Court employees threaten strike

SAN MARTIN
– The Santa Clara Superior Court is enmeshed in a labor dispute
with a union representing 600 of its employees – including roughly
30 in San Martin – that could potentially tangle court operations
if the two sides fail to hammer out a new contract.
SAN MARTIN – The Santa Clara Superior Court is enmeshed in a labor dispute with a union representing 600 of its employees – including roughly 30 in San Martin – that could potentially tangle court operations if the two sides fail to hammer out a new contract.

The Service Employees International Union 715 – which represents everyone from clerical workers and court reporters to court-appointed mediators – will decide today whether to authorize a strike over negotiations that have so far failed to produce a new agreement with the state-run courts.

“The contract has expired, and the bargaining committee felt negotiations were far enough apart that hearing from the membership about what they’re willing to do would be necessary,” said SEIU spokeswoman Isobelle White about the vote.

Salaries are a major issue in the dispute. Court employees want a raise comparable to the 6 percent hike that thousands of county employees recently received, White said, but so far the courts are only offering a 2.5 percent raise the first year and no guaranteed raises in the duration of a proposed three-year contract.

The different offers come after responsibility for the courts shifted from county to state control about three years ago.

“Our members worked hard to make that transition happen,” White said. “The change was never meant to penalize the court workers, but that’s what ended up happening.”

Court workers would also like to negotiate more flexible work schedules, White said, as well as secure better job security for roughly 30 court-employed research attorneys who are hired on a year-to-year basis and can be released at any time without just cause.

White said Monday there’s no firm date set for a strike, and the two sides may go to mediation or back to the bargaining table. But any work stoppage would threaten to at least hamper court operations, which involve the specialized daily intake, coordination and processing of reams of paperwork and legal documents.

A court spokeswoman said Tuesday the court can’t comment on negotiations because they’re in final stages, but officials have developed a “contingency plan” to keep operations running. However, she said she could not elaborate further on the specifics of the plan.
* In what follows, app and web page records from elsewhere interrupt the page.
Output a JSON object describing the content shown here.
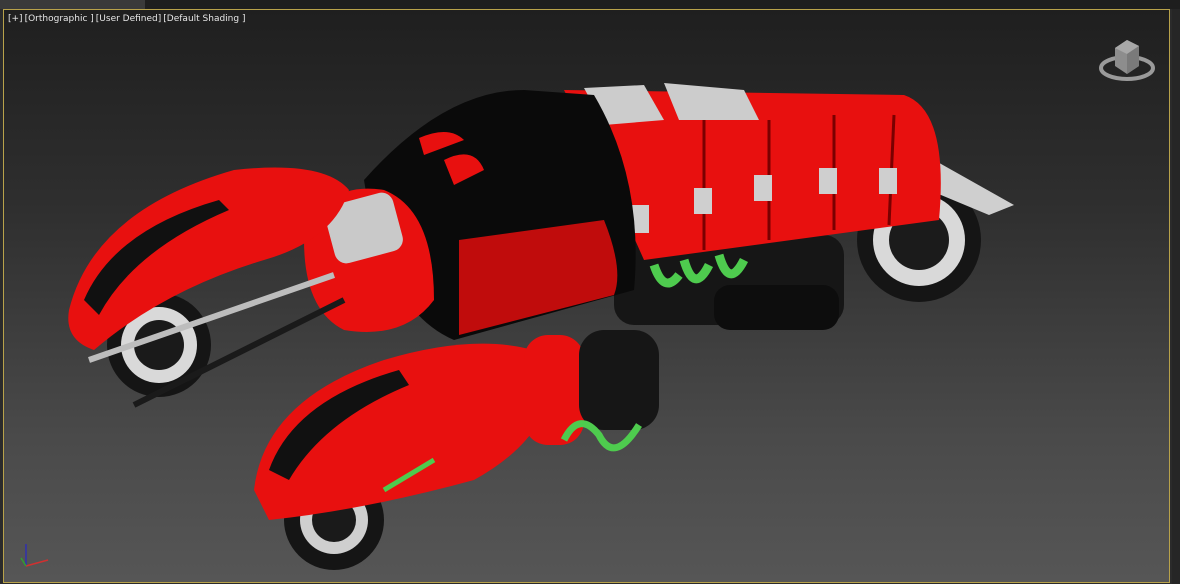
{
  "viewport": {
    "labels": [
      "[+]",
      "[Orthographic ]",
      "[User Defined]",
      "[Default Shading ]"
    ],
    "active_border_color": "#b8a24a",
    "view_cube_icon": "view-cube-icon",
    "axis_gizmo": {
      "x_color": "#d03030",
      "y_color": "#30a030",
      "z_label": "z"
    }
  },
  "model": {
    "primary_color": "#e8100f",
    "secondary_color": "#111111",
    "accent_color": "#4ecb4e"
  }
}
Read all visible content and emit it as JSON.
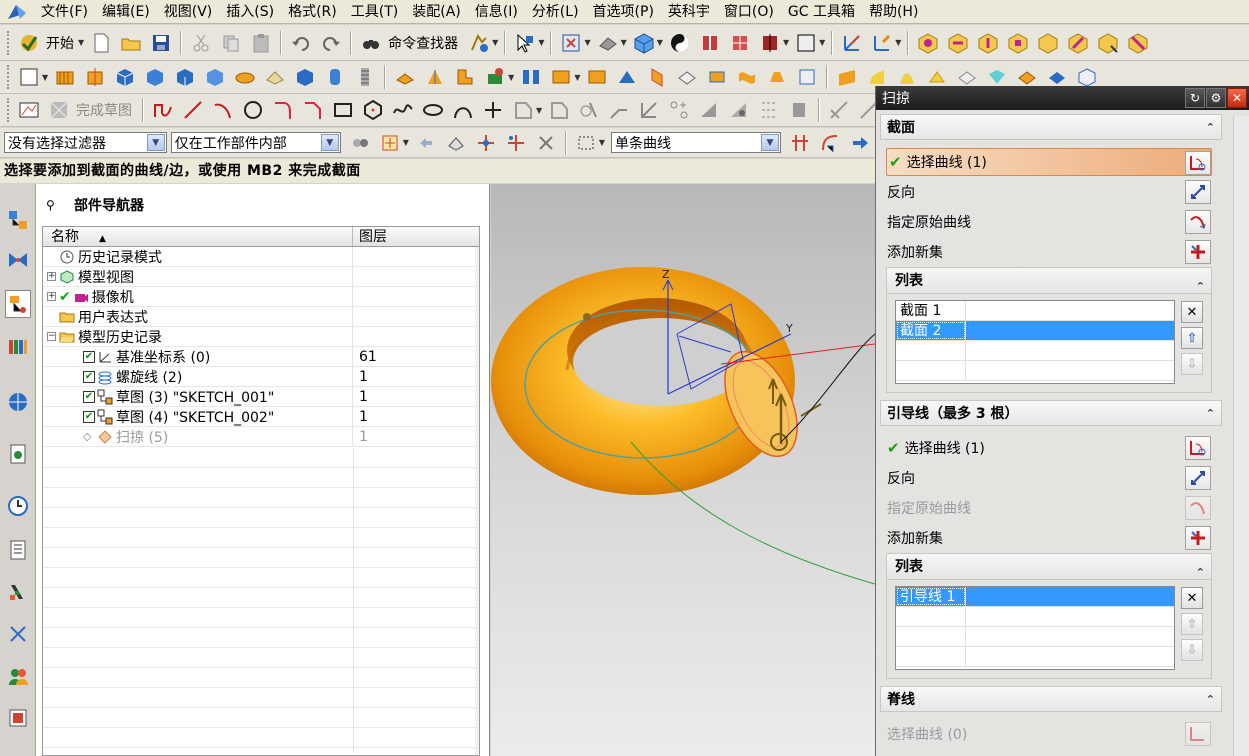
{
  "menu": [
    "文件(F)",
    "编辑(E)",
    "视图(V)",
    "插入(S)",
    "格式(R)",
    "工具(T)",
    "装配(A)",
    "信息(I)",
    "分析(L)",
    "首选项(P)",
    "英科宇",
    "窗口(O)",
    "GC 工具箱",
    "帮助(H)"
  ],
  "toolbar": {
    "start_label": "开始",
    "command_finder_label": "命令查找器",
    "finish_sketch_label": "完成草图"
  },
  "selection_bar": {
    "filter": "没有选择过滤器",
    "scope": "仅在工作部件内部",
    "curve_rule": "单条曲线"
  },
  "status": "选择要添加到截面的曲线/边，或使用 MB2 来完成截面",
  "navigator": {
    "title": "部件导航器",
    "col_name": "名称",
    "col_layer": "图层",
    "rows": [
      {
        "label": "历史记录模式",
        "layer": ""
      },
      {
        "label": "模型视图",
        "layer": ""
      },
      {
        "label": "摄像机",
        "layer": ""
      },
      {
        "label": "用户表达式",
        "layer": ""
      },
      {
        "label": "模型历史记录",
        "layer": ""
      },
      {
        "label": "基准坐标系 (0)",
        "layer": "61"
      },
      {
        "label": "螺旋线 (2)",
        "layer": "1"
      },
      {
        "label": "草图 (3) \"SKETCH_001\"",
        "layer": "1"
      },
      {
        "label": "草图 (4) \"SKETCH_002\"",
        "layer": "1"
      },
      {
        "label": "扫掠 (5)",
        "layer": "1"
      }
    ]
  },
  "dialog": {
    "title": "扫掠",
    "section": {
      "header": "截面",
      "select_curve": "选择曲线 (1)",
      "reverse": "反向",
      "specify_origin": "指定原始曲线",
      "add_new_set": "添加新集",
      "list_header": "列表",
      "items": [
        "截面 1",
        "截面 2"
      ]
    },
    "guide": {
      "header": "引导线（最多 3 根）",
      "select_curve": "选择曲线 (1)",
      "reverse": "反向",
      "specify_origin": "指定原始曲线",
      "add_new_set": "添加新集",
      "list_header": "列表",
      "items": [
        "引导线 1"
      ]
    },
    "spine": {
      "header": "脊线",
      "select_curve": "选择曲线 (0)"
    }
  },
  "viewport": {
    "axis_z": "Z",
    "axis_y": "Y"
  },
  "colors": {
    "part_orange": "#f5a81c",
    "selection_blue": "#3399ff",
    "active_row": "#ecab78"
  }
}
“The court is committed to maintaining services to the public to the greatest extent possible,” said the spokeswoman, reading a prepared statement. “We also recognize a legal obligation to ensure the court’s essential functions will proceed.”

Leave your comments